John Scott (Missouri politician)

John Scott ( born May 18, 1785 Hanover County, Virginia; † October 1, 1861 in Sainte Genevieve, Missouri ) was an American politician. Between 1816 and 1827 he represented first as a delegate to the Missouri Territory and in 1821 as a delegate to the state of Missouri in the U.S. House of Representatives.


In 1802 John Scott came with his parents in the Indiana Territory. Then he studied until 1805 at the Princeton College. After studying law and his 1806 was admitted to the bar he began to work in this profession in Sainte Genevieve later in Missouri. Between August 6, 1816 and the January 13, 1817 Scott was a delegate of the Missouri Territory in Congress in Washington. After an election protest, the mandate was declared vacant. After Scott was then re-elected as Congress delegates, he could exercise the mandate between 4 August 1817 and 3 March 1821.

After the accession of Missouri to the Union Scott was elected as the candidate of the Democratic-Republican Party in the first and then the only constituency of the new state in the U.S. House of Representatives in Washington, where he took up his new post on August 10, 1821. After two re- elections he could remain until March 3, 1827 Congress.
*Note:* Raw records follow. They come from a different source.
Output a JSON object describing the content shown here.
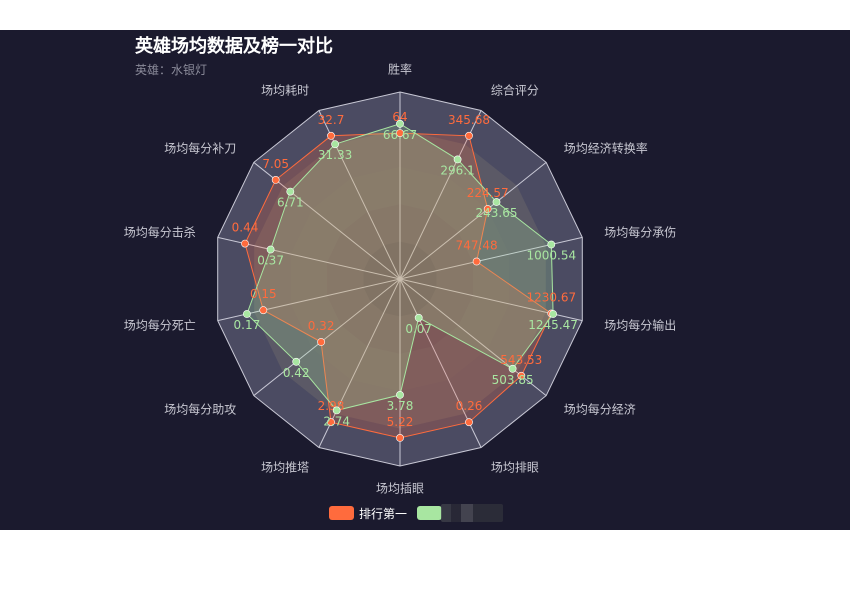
{
  "title": "英雄场均数据及榜一对比",
  "subtitle": "英雄：水银灯",
  "colors": {
    "top": "#ff6b3d",
    "hero": "#a8e6a1",
    "background": "#1b1a2e"
  },
  "legend": [
    {
      "label": "排行第一",
      "color": "#ff6b3d"
    },
    {
      "label": "",
      "color": "#a8e6a1"
    }
  ],
  "chart_data": {
    "type": "radar",
    "indicators": [
      "胜率",
      "综合评分",
      "场均经济转换率",
      "场均每分承伤",
      "场均每分输出",
      "场均每分经济",
      "场均排眼",
      "场均插眼",
      "场均推塔",
      "场均每分助攻",
      "场均每分死亡",
      "场均每分击杀",
      "场均每分补刀",
      "场均耗时"
    ],
    "series": [
      {
        "name": "排行第一",
        "values": [
          64,
          345.68,
          224.57,
          747.48,
          1230.67,
          543.53,
          0.26,
          5.22,
          2.98,
          0.32,
          0.15,
          0.44,
          7.05,
          32.7
        ],
        "labels": [
          "64",
          "345.68",
          "224.57",
          "747.48",
          "1230.67",
          "543.53",
          "0.26",
          "5.22",
          "2.98",
          "0.32",
          "0.15",
          "0.44",
          "7.05",
          "32.7"
        ],
        "r": [
          0.78,
          0.85,
          0.6,
          0.42,
          0.83,
          0.83,
          0.85,
          0.85,
          0.85,
          0.54,
          0.75,
          0.85,
          0.85,
          0.85
        ]
      },
      {
        "values": [
          66.67,
          296.1,
          243.65,
          1000.54,
          1245.47,
          503.85,
          0.07,
          3.78,
          2.74,
          0.42,
          0.17,
          0.37,
          6.71,
          31.33
        ],
        "labels": [
          "66.67",
          "296.1",
          "243.65",
          "1000.54",
          "1245.47",
          "503.85",
          "0.07",
          "3.78",
          "2.74",
          "0.42",
          "0.17",
          "0.37",
          "6.71",
          "31.33"
        ],
        "r": [
          0.83,
          0.71,
          0.66,
          0.83,
          0.84,
          0.77,
          0.23,
          0.62,
          0.78,
          0.71,
          0.84,
          0.71,
          0.75,
          0.8
        ]
      }
    ]
  }
}
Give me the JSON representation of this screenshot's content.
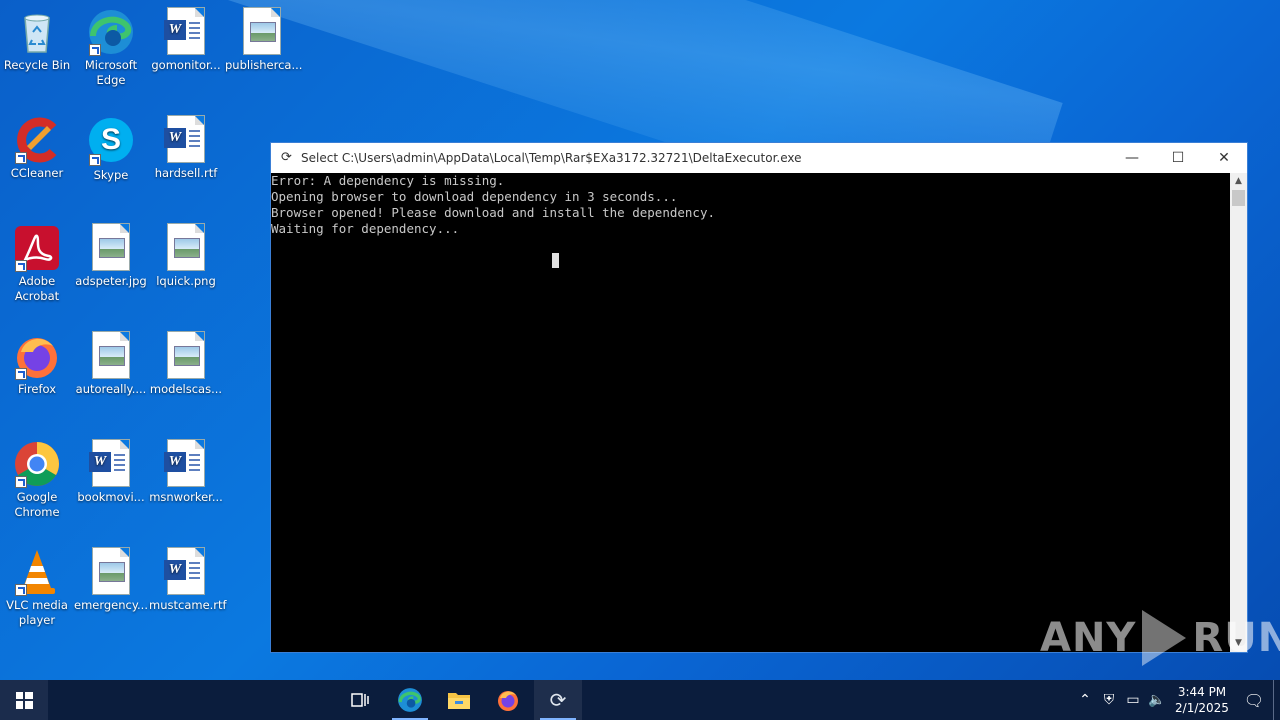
{
  "desktop": {
    "icons": [
      {
        "label": "Recycle Bin"
      },
      {
        "label": "Microsoft Edge"
      },
      {
        "label": "gomonitor..."
      },
      {
        "label": "publisherca..."
      },
      {
        "label": "CCleaner"
      },
      {
        "label": "Skype"
      },
      {
        "label": "hardsell.rtf"
      },
      {
        "label": "Adobe Acrobat"
      },
      {
        "label": "adspeter.jpg"
      },
      {
        "label": "lquick.png"
      },
      {
        "label": "Firefox"
      },
      {
        "label": "autoreally...."
      },
      {
        "label": "modelscas..."
      },
      {
        "label": "Google Chrome"
      },
      {
        "label": "bookmovi..."
      },
      {
        "label": "msnworker..."
      },
      {
        "label": "VLC media player"
      },
      {
        "label": "emergency..."
      },
      {
        "label": "mustcame.rtf"
      }
    ]
  },
  "console_window": {
    "title": "Select C:\\Users\\admin\\AppData\\Local\\Temp\\Rar$EXa3172.32721\\DeltaExecutor.exe",
    "lines": [
      "Error: A dependency is missing.",
      "Opening browser to download dependency in 3 seconds...",
      "Browser opened! Please download and install the dependency.",
      "Waiting for dependency..."
    ],
    "controls": {
      "minimize": "—",
      "maximize": "☐",
      "close": "✕"
    }
  },
  "watermark": {
    "left": "ANY",
    "right": "RUN"
  },
  "taskbar": {
    "clock_time": "3:44 PM",
    "clock_date": "2/1/2025",
    "tray_icons": [
      "chevron-up-icon",
      "security-icon",
      "network-icon",
      "volume-icon"
    ]
  },
  "colors": {
    "accent": "#0b79e0",
    "taskbar": "#0b1d3d",
    "console_bg": "#000000",
    "console_fg": "#c8c8c8"
  }
}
Within his party, he joined the movement to President John Quincy Adams, who stood in opposition to the group to his successor Andrew Jackson. From 1825 to 1827 he was Chairman of the Committee for the administration of state property.

In the congressional elections of 1826 John Scott lost to Edward Bates. After his retirement from the U.S. House of Representatives, he retired from politics. In the following years he practiced as a lawyer again. He died on 1 October 1861 in Sainte Genevieve.